AVAILABLE DATA section start

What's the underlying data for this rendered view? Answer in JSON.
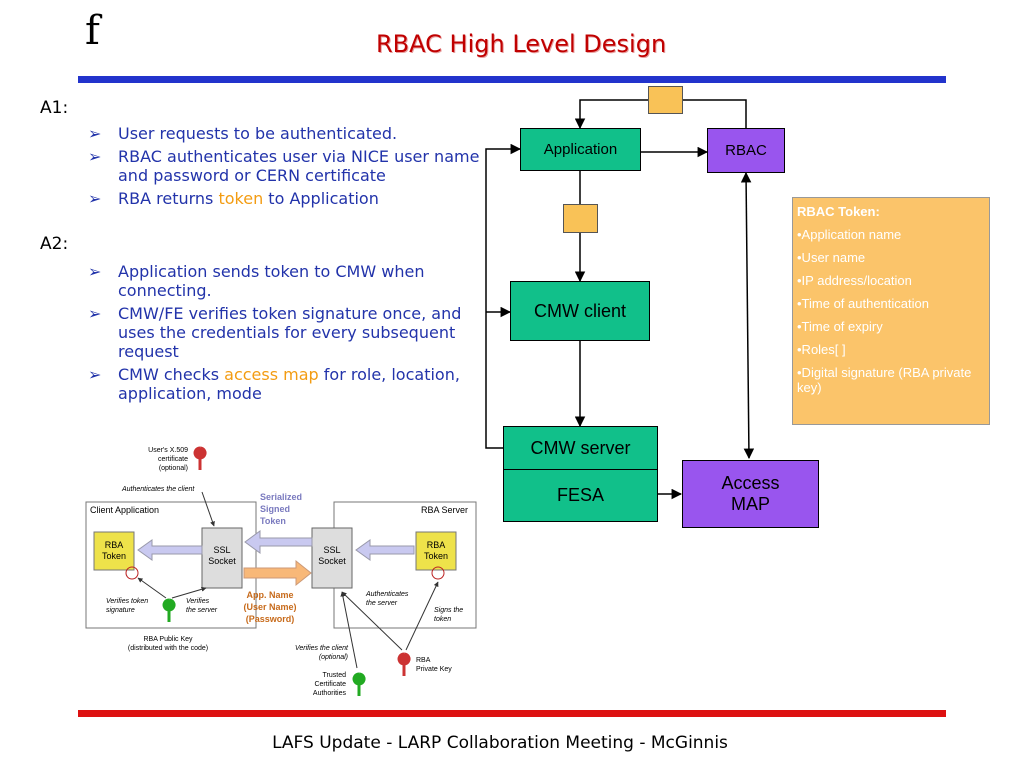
{
  "header": {
    "logo": "f",
    "title": "RBAC High Level Design"
  },
  "footer": {
    "text": "LAFS Update - LARP Collaboration Meeting - McGinnis"
  },
  "sections": [
    {
      "label": "A1:",
      "bullets": [
        [
          "User requests to be authenticated."
        ],
        [
          "RBAC authenticates user via NICE user name and password or CERN certificate"
        ],
        [
          "RBA returns ",
          "token",
          " to Application"
        ]
      ]
    },
    {
      "label": "A2:",
      "bullets": [
        [
          "Application sends token to CMW when connecting."
        ],
        [
          "CMW/FE verifies token signature once, and uses the credentials for every subsequent request"
        ],
        [
          "CMW checks ",
          "access map",
          " for role, location, application, mode"
        ]
      ]
    }
  ],
  "flow": {
    "application": "Application",
    "rbac": "RBAC",
    "cmw_client": "CMW client",
    "cmw_server": "CMW server",
    "fesa": "FESA",
    "access_map": [
      "Access",
      "MAP"
    ]
  },
  "token_info": {
    "heading": "RBAC Token:",
    "items": [
      "•Application name",
      "•User name",
      "•IP address/location",
      "•Time of authentication",
      "•Time of expiry",
      "•Roles[ ]",
      "•Digital signature (RBA private key)"
    ]
  },
  "ssl_diagram": {
    "client_app": "Client Application",
    "rba_server": "RBA Server",
    "ssl_socket": [
      "SSL",
      "Socket"
    ],
    "rba_token": [
      "RBA",
      "Token"
    ],
    "users_cert": [
      "User's X.509",
      "certificate",
      "(optional)"
    ],
    "authenticates_client": "Authenticates the client",
    "serialized_token": [
      "Serialized",
      "Signed",
      "Token"
    ],
    "app_name": [
      "App. Name",
      "(User Name)",
      "(Password)"
    ],
    "verifies_token": [
      "Verifies token",
      "signature"
    ],
    "verifies_server": [
      "Verifies",
      "the server"
    ],
    "authenticates_server": [
      "Authenticates",
      "the server"
    ],
    "signs_token": [
      "Signs the",
      "token"
    ],
    "public_key": [
      "RBA Public Key",
      "(distributed with the code)"
    ],
    "verifies_client": [
      "Verifies the client",
      "(optional)"
    ],
    "trusted_ca": [
      "Trusted",
      "Certificate",
      "Authorities"
    ],
    "private_key": [
      "RBA",
      "Private Key"
    ]
  },
  "colors": {
    "title": "#c00000",
    "blue_bar": "#2233cc",
    "red_bar": "#dd1111",
    "teal": "#11c08a",
    "purple": "#9955ee",
    "token": "#f9c257",
    "bullet_text": "#2233aa",
    "highlight": "#f39c12"
  }
}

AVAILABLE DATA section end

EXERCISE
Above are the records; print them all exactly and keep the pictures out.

RESULT BELOW
What's the underlying data for this rendered view? Answer in JSON.
{
  "header": {
    "logo": "f",
    "title": "RBAC High Level Design"
  },
  "footer": {
    "text": "LAFS Update - LARP Collaboration Meeting - McGinnis"
  },
  "sections": [
    {
      "label": "A1:",
      "bullets": [
        [
          "User requests to be authenticated."
        ],
        [
          "RBAC authenticates user via NICE user name and password or CERN certificate"
        ],
        [
          "RBA returns ",
          "token",
          " to Application"
        ]
      ]
    },
    {
      "label": "A2:",
      "bullets": [
        [
          "Application sends token to CMW when connecting."
        ],
        [
          "CMW/FE verifies token signature once, and uses the credentials for every subsequent request"
        ],
        [
          "CMW checks ",
          "access map",
          " for role, location, application, mode"
        ]
      ]
    }
  ],
  "flow": {
    "application": "Application",
    "rbac": "RBAC",
    "cmw_client": "CMW client",
    "cmw_server": "CMW server",
    "fesa": "FESA",
    "access_map": [
      "Access",
      "MAP"
    ]
  },
  "token_info": {
    "heading": "RBAC Token:",
    "items": [
      "•Application name",
      "•User name",
      "•IP address/location",
      "•Time of authentication",
      "•Time of expiry",
      "•Roles[ ]",
      "•Digital signature (RBA private key)"
    ]
  },
  "ssl_diagram": {
    "client_app": "Client Application",
    "rba_server": "RBA Server",
    "ssl_socket": [
      "SSL",
      "Socket"
    ],
    "rba_token": [
      "RBA",
      "Token"
    ],
    "users_cert": [
      "User's X.509",
      "certificate",
      "(optional)"
    ],
    "authenticates_client": "Authenticates the client",
    "serialized_token": [
      "Serialized",
      "Signed",
      "Token"
    ],
    "app_name": [
      "App. Name",
      "(User Name)",
      "(Password)"
    ],
    "verifies_token": [
      "Verifies token",
      "signature"
    ],
    "verifies_server": [
      "Verifies",
      "the server"
    ],
    "authenticates_server": [
      "Authenticates",
      "the server"
    ],
    "signs_token": [
      "Signs the",
      "token"
    ],
    "public_key": [
      "RBA Public Key",
      "(distributed with the code)"
    ],
    "verifies_client": [
      "Verifies the client",
      "(optional)"
    ],
    "trusted_ca": [
      "Trusted",
      "Certificate",
      "Authorities"
    ],
    "private_key": [
      "RBA",
      "Private Key"
    ]
  },
  "colors": {
    "title": "#c00000",
    "blue_bar": "#2233cc",
    "red_bar": "#dd1111",
    "teal": "#11c08a",
    "purple": "#9955ee",
    "token": "#f9c257",
    "bullet_text": "#2233aa",
    "highlight": "#f39c12"
  }
}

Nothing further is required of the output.